It should be ensured that any online enforcement measure implemented within the EU as a result of entering into ACTA is necessary and proportionate to the aim of enforcing IP rights. The EDPS underlines that measures that entail the indiscriminate or widespread monitoring of Internet user' behaviour, and/or electronic communications, in relation to trivial, small-scale not for profit infringement would be disproportionate and in breach of Article of the ECHR, Articles 7 and 8 of the Charter of Fundamental Rights, and the Data Protection Directive.The Supervisor then details specific concerns
- the Agreement is unclear about the scope of enforcement measures in the digital environment envisaged in Article 27, and whether they only target large-scale infringements of IP rights. The notion of ‘commercial scale’ in Article 23 of the Agreement is not defined with sufficient precision, and acts carried out by private users for a personal and not-for profit purpose are not expressly excluded from the scope of the Agreement,
- the notion of ‘competent authorities’ entrusted with the injunction power under Article 27(4) of the Agreement is too vague and does not provide sufficient certainty that the disclosure of personal data of alleged infringers would only take place under the control of judicial authorities. Furthermore, the conditions to be fulfilled by right holders to be granted such an injunction are also not satisfactory. These uncertainties may have a particular impact in cases of requests from foreign ‘competent au thorities’ to EU-based ISPs,
- many of the voluntary enforcement cooperation measures that could be implemented under Article 27(3) of the Agreement would entail a processing of personal by ISPs which goes beyond what is allowed under EU law,

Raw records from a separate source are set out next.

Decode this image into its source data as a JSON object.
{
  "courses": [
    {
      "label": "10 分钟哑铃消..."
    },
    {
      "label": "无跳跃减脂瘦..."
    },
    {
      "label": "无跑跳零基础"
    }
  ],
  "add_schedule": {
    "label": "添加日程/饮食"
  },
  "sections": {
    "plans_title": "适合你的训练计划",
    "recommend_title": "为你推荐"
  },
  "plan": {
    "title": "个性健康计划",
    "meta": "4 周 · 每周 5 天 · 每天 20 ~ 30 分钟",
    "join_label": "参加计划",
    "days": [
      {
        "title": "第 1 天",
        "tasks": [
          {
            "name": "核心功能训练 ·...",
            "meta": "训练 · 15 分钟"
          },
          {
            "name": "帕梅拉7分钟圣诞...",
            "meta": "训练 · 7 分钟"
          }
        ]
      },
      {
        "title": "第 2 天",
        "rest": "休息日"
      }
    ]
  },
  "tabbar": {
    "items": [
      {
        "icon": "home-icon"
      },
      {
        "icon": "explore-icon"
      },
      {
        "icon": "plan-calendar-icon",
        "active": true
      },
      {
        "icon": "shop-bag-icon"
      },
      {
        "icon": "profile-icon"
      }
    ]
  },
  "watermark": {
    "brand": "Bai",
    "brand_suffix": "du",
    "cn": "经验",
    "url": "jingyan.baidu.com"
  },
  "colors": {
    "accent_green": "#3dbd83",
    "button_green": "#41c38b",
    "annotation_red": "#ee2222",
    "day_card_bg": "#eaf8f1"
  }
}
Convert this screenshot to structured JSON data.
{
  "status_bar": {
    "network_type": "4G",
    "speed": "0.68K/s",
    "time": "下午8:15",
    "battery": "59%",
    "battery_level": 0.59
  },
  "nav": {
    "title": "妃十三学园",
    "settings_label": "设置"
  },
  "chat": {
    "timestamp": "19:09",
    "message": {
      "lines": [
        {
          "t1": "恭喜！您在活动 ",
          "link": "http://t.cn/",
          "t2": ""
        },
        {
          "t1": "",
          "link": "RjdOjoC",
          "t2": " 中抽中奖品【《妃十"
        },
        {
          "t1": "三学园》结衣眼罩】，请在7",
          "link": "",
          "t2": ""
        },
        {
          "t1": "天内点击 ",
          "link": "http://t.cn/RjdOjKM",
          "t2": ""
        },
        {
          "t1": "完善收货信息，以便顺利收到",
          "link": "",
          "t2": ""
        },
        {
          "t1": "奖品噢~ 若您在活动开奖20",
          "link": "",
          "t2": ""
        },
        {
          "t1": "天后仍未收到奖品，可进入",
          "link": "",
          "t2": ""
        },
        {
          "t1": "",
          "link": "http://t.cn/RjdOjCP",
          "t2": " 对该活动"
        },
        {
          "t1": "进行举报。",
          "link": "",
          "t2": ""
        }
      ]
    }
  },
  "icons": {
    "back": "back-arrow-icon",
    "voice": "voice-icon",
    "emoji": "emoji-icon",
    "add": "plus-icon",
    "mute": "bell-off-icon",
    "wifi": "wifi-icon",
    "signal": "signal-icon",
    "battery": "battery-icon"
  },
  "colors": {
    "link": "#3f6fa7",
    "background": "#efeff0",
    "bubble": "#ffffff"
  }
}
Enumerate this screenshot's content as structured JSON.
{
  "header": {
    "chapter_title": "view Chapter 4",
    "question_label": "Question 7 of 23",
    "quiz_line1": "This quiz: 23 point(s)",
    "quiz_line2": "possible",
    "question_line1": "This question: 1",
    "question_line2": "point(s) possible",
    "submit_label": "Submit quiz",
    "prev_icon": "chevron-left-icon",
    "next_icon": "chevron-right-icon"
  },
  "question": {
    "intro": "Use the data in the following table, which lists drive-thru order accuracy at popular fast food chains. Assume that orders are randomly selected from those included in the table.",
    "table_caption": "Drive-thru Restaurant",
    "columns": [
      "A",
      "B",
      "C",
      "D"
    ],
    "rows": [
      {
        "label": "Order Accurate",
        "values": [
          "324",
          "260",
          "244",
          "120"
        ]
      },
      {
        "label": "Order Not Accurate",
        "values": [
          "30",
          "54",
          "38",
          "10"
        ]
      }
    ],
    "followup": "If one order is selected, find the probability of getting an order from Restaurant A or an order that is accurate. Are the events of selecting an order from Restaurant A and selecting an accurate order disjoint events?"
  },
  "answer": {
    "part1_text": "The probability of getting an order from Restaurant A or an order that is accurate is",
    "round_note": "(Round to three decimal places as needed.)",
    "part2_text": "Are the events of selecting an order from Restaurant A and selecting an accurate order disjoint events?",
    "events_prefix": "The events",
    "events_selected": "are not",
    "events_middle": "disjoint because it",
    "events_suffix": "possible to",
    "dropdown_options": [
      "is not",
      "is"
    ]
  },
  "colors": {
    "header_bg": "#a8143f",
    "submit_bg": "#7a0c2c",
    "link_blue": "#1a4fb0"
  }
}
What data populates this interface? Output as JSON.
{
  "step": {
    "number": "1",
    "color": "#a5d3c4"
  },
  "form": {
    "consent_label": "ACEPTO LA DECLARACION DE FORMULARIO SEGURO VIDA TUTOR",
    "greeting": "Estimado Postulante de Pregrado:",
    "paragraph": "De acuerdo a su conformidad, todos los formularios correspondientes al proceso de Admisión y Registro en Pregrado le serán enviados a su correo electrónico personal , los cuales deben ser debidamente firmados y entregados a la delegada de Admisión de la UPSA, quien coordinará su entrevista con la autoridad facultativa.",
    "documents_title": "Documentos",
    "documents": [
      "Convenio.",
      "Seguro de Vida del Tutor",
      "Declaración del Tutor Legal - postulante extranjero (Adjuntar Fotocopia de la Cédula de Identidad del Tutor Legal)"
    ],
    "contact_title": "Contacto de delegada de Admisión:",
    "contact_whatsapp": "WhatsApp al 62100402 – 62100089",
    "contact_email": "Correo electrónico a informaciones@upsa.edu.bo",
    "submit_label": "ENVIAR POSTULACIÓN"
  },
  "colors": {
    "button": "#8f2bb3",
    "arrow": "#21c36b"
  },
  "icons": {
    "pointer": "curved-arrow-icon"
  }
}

- the Agreement does not contain sufficient limitations and safeguards in respect of the implementation of measures that entail the monitoring of electronic communications networks on a large scale. In particular, it does not lay out safeguards such as the respect of the rights to privacy and data protection, effective judicial protection, due process, and the respect of the principle of the presumption of innocence".